Yesterday there was a man in the dining hall who is not normally there. In fact, it was probably the first and last time he would be there. Picture a stereotypical Buddhist monk. That’s close to what he looked like. I don’t think he was actually a Buddhist monk though. He had a bunch of food in plastic packaging arrayed in front of him, and a white pentagonal wagon covered in red letters. I don’t remember the exact words, but the message was something about peace and love. Also, a brief mission statement. That was a subject that he was happy to talk about when asked.

He told me that he had decided to walk across the entire world, living only off the generosity of others. He would accept gifts of food, water and clothing, but never money. Not a single penny. “But,” said I, “how do you intend to walk the whole world? You would need to cross an ocean eventually to do that.” To that, he said this: “in ten years, I will be in Argentina. There, I will get on a sailboat. No motor, no pollution. I will sail across the ocean once.” I asked him how he could justify his stock of plastic-wrapped food if he were concerned about pollution. He said that it was a necessary evil: he couldn’t get food otherwise. He said that humans were a necessary evil. He told me that, confronted with the evil of his existence, he once tried to kill himself. Now, he seeks to correct a decadent society. He told me that humans were too concerned with their own pleasure – that they had lost sight of their purpose, and that they had lost sight of a simple truth of the universe. He told me this: everything is alive. Every rock, every tree, every molecule, even the empty space between atoms or between worlds. I was a little skeptical of that part, but “life” isn’t as well-defined as I’d like to think. Gesturing wildly, he told me these things.

The last time I saw the man, he was still in the dining hall, talking to a pair of security guards. He was gone this morning.
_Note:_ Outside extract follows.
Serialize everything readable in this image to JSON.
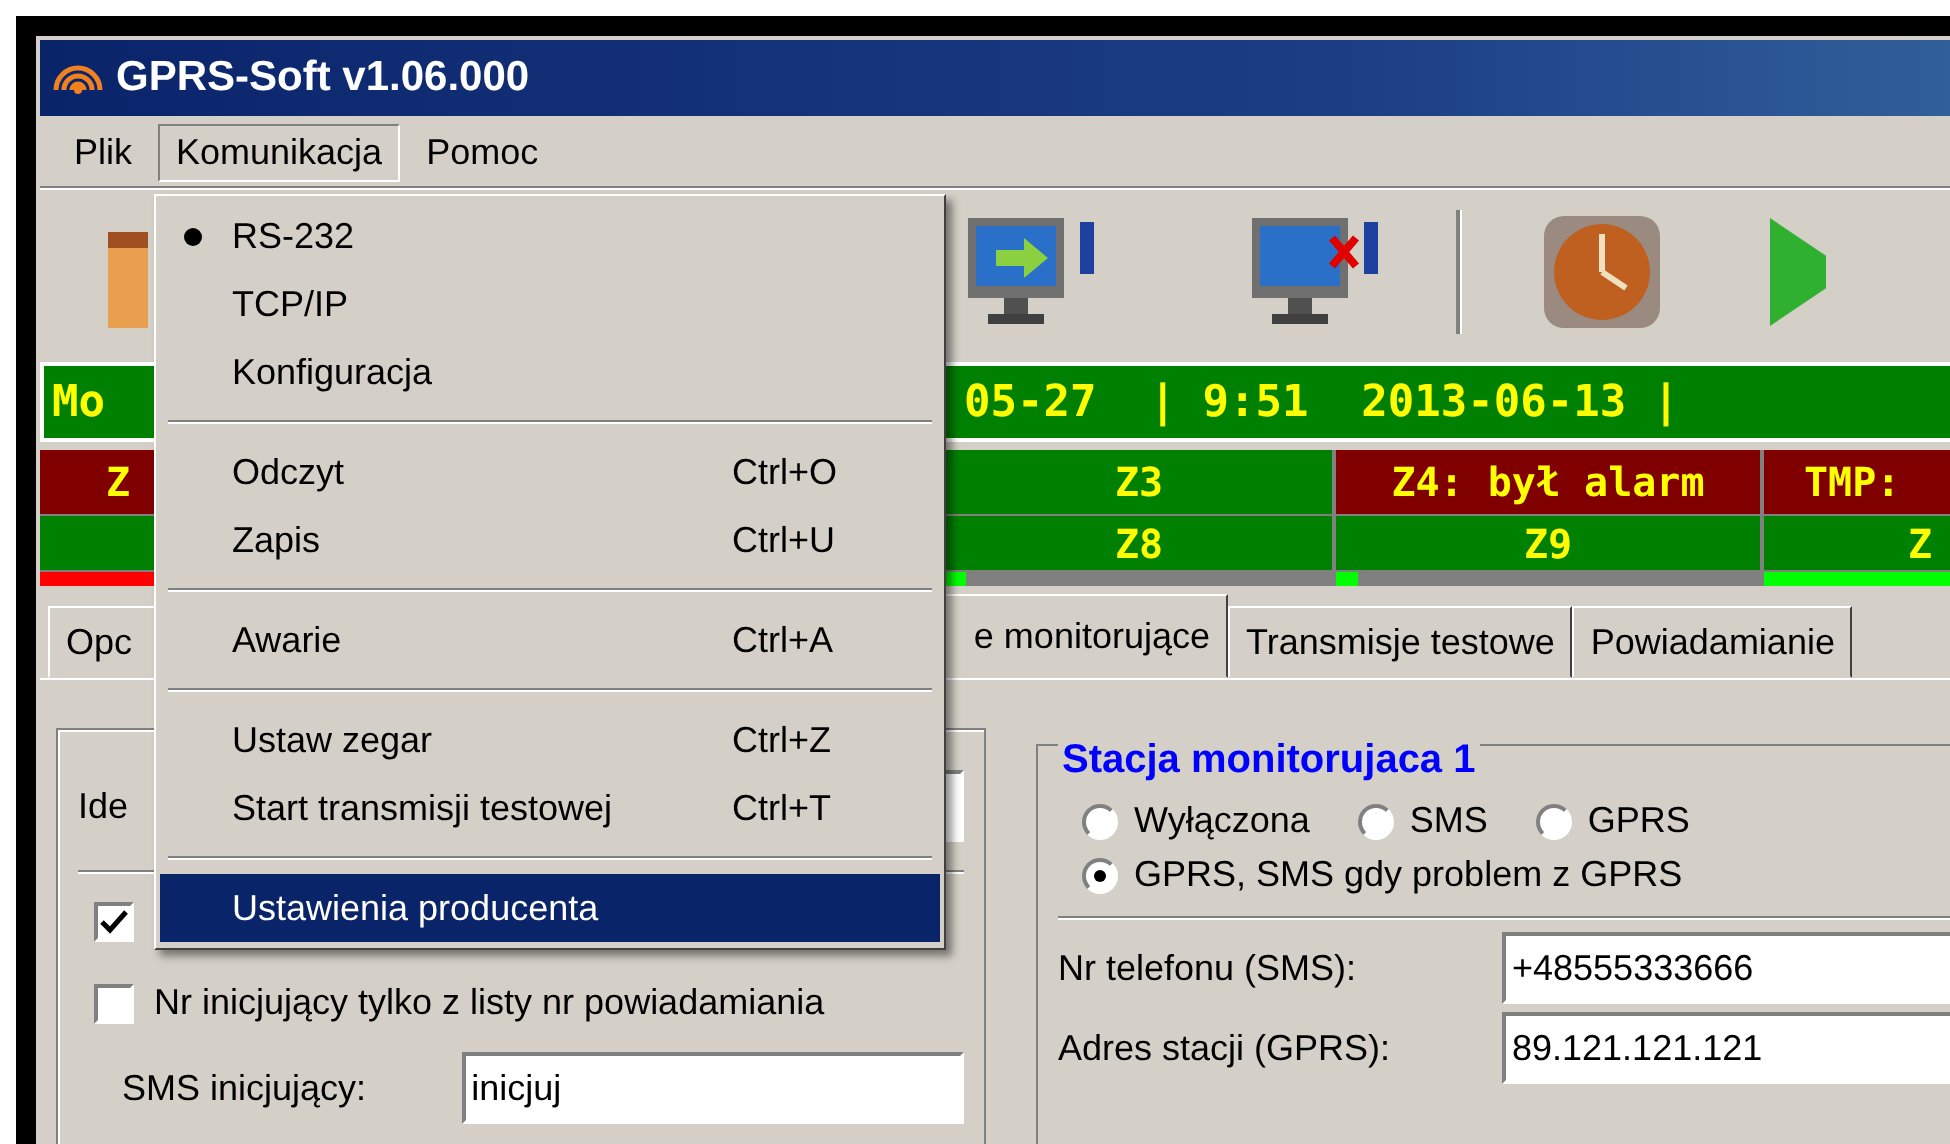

Earlier this evening, I was running along the shore when a different man cried out to me from the beach. Maybe beach is the wrong word. Beach implies sand, while this was more of a rocky slope down to the ocean. English ought to have a word for that. Anyway, this robust-looking bearded man was showing a thick, wet rope to me. He said this: “this is a basket.” I probably looked a little confused, so he explained further. He was collecting rope that had washed up on the shore. Then, he was going to make it into baskets. I agreed that it was a good idea. He told me this: “any gesture is important, even if it’s just symbolic.” Then he thanked me for attending the Standing Rock protests. That struck me as a little odd, mostly because I never actually did that. So I told him that I’d donated (which was true) but hadn’t been there in person (also true.) He said it didn’t matter that I hadn’t been there in person, and thanked me.

After that, I ran through Point Ruston. It looks like a fairly high end neighborhood, but the construction work makes it difficult to navigate. Then, I went up a hill and turned back toward campus.